change and habitat fragmentation are linked to increased incidence of a canker disease in a Mediterraneantype
forest tree in Western Australia. As changes in communities of mycorrhizal fungi could predispose these
Mediterranean-type forest trees to decline, we investigated how two aspects of mycorrhizal fungal community
structure, soil propagules and resident communities on mature trees, respond to habitat fragmentation.
METHODS : Roots were collected from a forest tree (Corymbia calophylla) across a disturbance gradient. Soil collected
from the same disturbance gradient was used in a glasshouse bioassay with C. calophylla as the bioassay
host (i.e., soil propagule community). After four months, we harvested the seedlings and collected roots. DNA
was extracted from the field roots (resident community) and glasshouse roots (propagule community), amplified
with fungal specific primers, labelled with specific barcodes and subjected to 454 pyrosequencing.
RESULTS : Mycorrhizal fungal community composition overlapped substantially between the soil propagule and
resident communities. However, the resident community had greater mycorrhizal fungal richness than the soil
propagule community. Habitat fragmentation had a similar effect on each community structure: communities
along highly fragmented areas had different community compositions than communities in a healthy forest.
CONCLUSION : With the increased mortality of C. calophylla forest trees in recent years along edge habitats, understanding
the effects habitat fragmentation has on communities of mycorrhizal fungi will further elucidate
host-mutualist interactions in these forest ecosystems. The changes in community composition of mycorrhizal

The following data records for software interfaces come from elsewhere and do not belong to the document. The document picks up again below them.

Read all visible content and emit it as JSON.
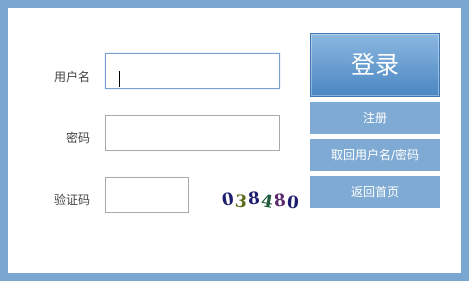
{
  "form": {
    "username_label": "用户名",
    "password_label": "密码",
    "captcha_label": "验证码",
    "username_value": "",
    "password_value": "",
    "captcha_value": ""
  },
  "captcha_image": {
    "chars": [
      "0",
      "3",
      "8",
      "4",
      "8",
      "0"
    ],
    "colors": [
      "#1d1d6e",
      "#5a6b1a",
      "#1d1d6e",
      "#1e5a3a",
      "#5a2a6e",
      "#1d1d6e"
    ]
  },
  "buttons": {
    "login": "登录",
    "register": "注册",
    "recover": "取回用户名/密码",
    "home": "返回首页"
  },
  "colors": {
    "frame": "#7aa7d1",
    "button": "#7eaad3",
    "login_gradient_top": "#8cb7e0",
    "login_gradient_bottom": "#4a87c2"
  }
}
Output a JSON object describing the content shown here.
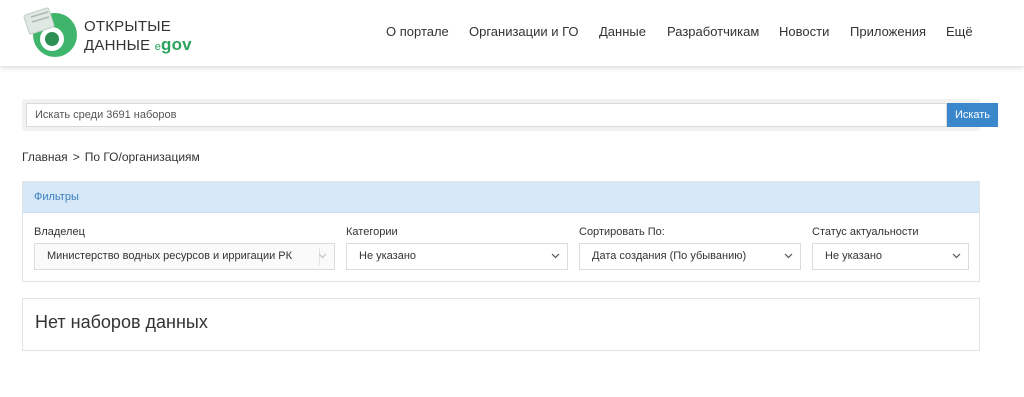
{
  "header": {
    "logo": {
      "line1": "ОТКРЫТЫЕ",
      "line2": "ДАННЫЕ",
      "e": "e",
      "gov": "gov"
    },
    "nav": [
      {
        "label": "О портале"
      },
      {
        "label": "Организации и ГО"
      },
      {
        "label": "Данные"
      },
      {
        "label": "Разработчикам"
      },
      {
        "label": "Новости"
      },
      {
        "label": "Приложения"
      },
      {
        "label": "Ещё"
      }
    ]
  },
  "search": {
    "placeholder": "Искать среди 3691 наборов",
    "button": "Искать"
  },
  "breadcrumb": {
    "home": "Главная",
    "separator": ">",
    "current": "По ГО/организациям"
  },
  "filters": {
    "title": "Фильтры",
    "owner": {
      "label": "Владелец",
      "value": "Министерство водных ресурсов и ирригации РК"
    },
    "categories": {
      "label": "Категории",
      "value": "Не указано"
    },
    "sort": {
      "label": "Сортировать По:",
      "value": "Дата создания (По убыванию)"
    },
    "status": {
      "label": "Статус актуальности",
      "value": "Не указано"
    }
  },
  "results": {
    "empty_message": "Нет наборов данных"
  },
  "colors": {
    "accent": "#3a87cc",
    "brand_green": "#2ba35c",
    "filter_header_bg": "#d6e8f7"
  }
}
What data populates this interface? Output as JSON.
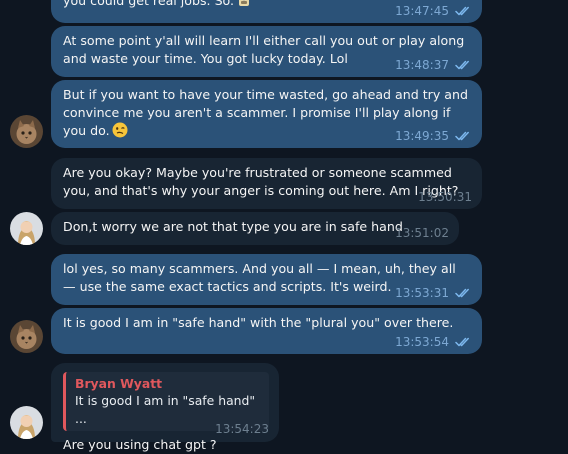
{
  "messages": [
    {
      "text": "you could get real jobs. So.",
      "time": "13:47:45",
      "emoji": "scroll-emoji-icon"
    },
    {
      "text": "At some point y'all will learn I'll either call you out or play along and waste your time. You got lucky today. Lol",
      "time": "13:48:37"
    },
    {
      "text": "But if you want to have your time wasted, go ahead and try and convince me you aren't a scammer. I promise I'll play along if you do.",
      "time": "13:49:35",
      "emoji": "woozy-face-emoji-icon"
    },
    {
      "text": "Are you okay? Maybe you're frustrated or someone scammed you, and that's why your anger is coming out here. Am I right?",
      "time": "13:50:31"
    },
    {
      "text": "Don,t worry we are not that type you are in safe hand",
      "time": "13:51:02"
    },
    {
      "text": "lol yes, so many scammers. And you all — I mean, uh, they all — use the same exact tactics and scripts. It's weird.",
      "time": "13:53:31"
    },
    {
      "text": "It is good I am in \"safe hand\" with the \"plural you\" over there.",
      "time": "13:53:54"
    },
    {
      "text": "Are you using chat gpt ?",
      "time": "13:54:23",
      "reply": {
        "author": "Bryan Wyatt",
        "text": "It is good I am in \"safe hand\" ..."
      }
    }
  ],
  "colors": {
    "background": "#0e1621",
    "outgoing_bubble": "#2b5278",
    "incoming_bubble": "#182533",
    "reply_author": "#e0585d"
  },
  "icons": [
    "double-check-icon",
    "cat-avatar",
    "woman-avatar"
  ]
}
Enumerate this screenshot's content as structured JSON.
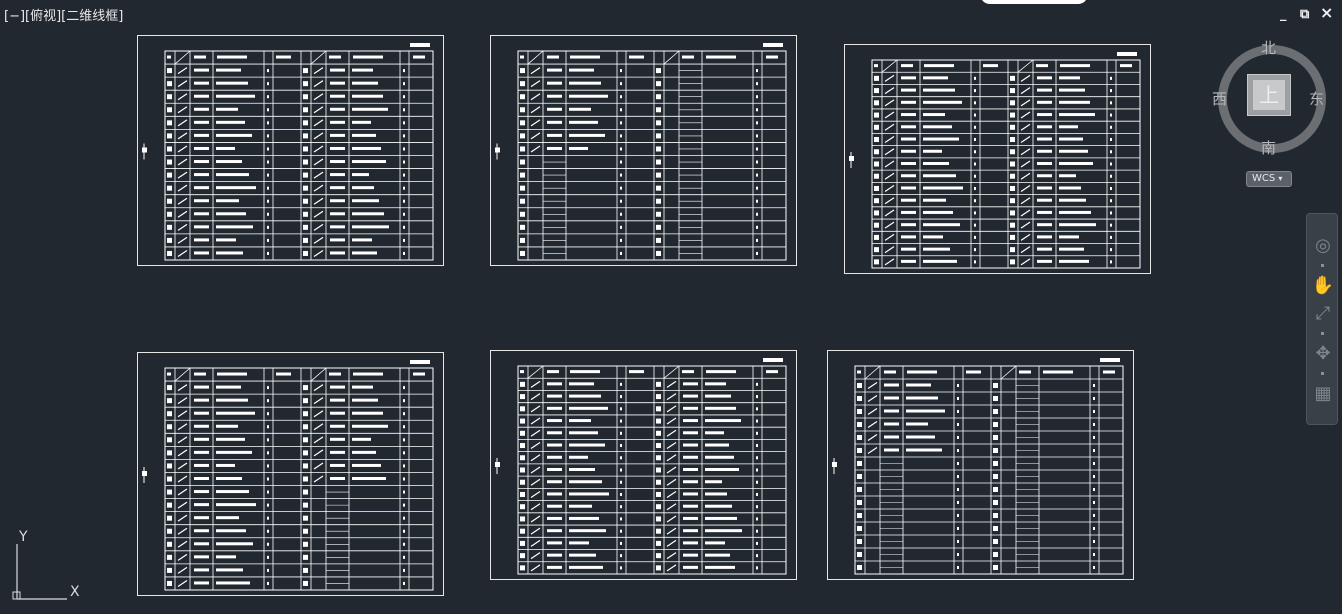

fungal species in both propagule and resident pools can have cascading effects on future tree establishment and
health by predisposing forest trees to other abiotic or biotic factors.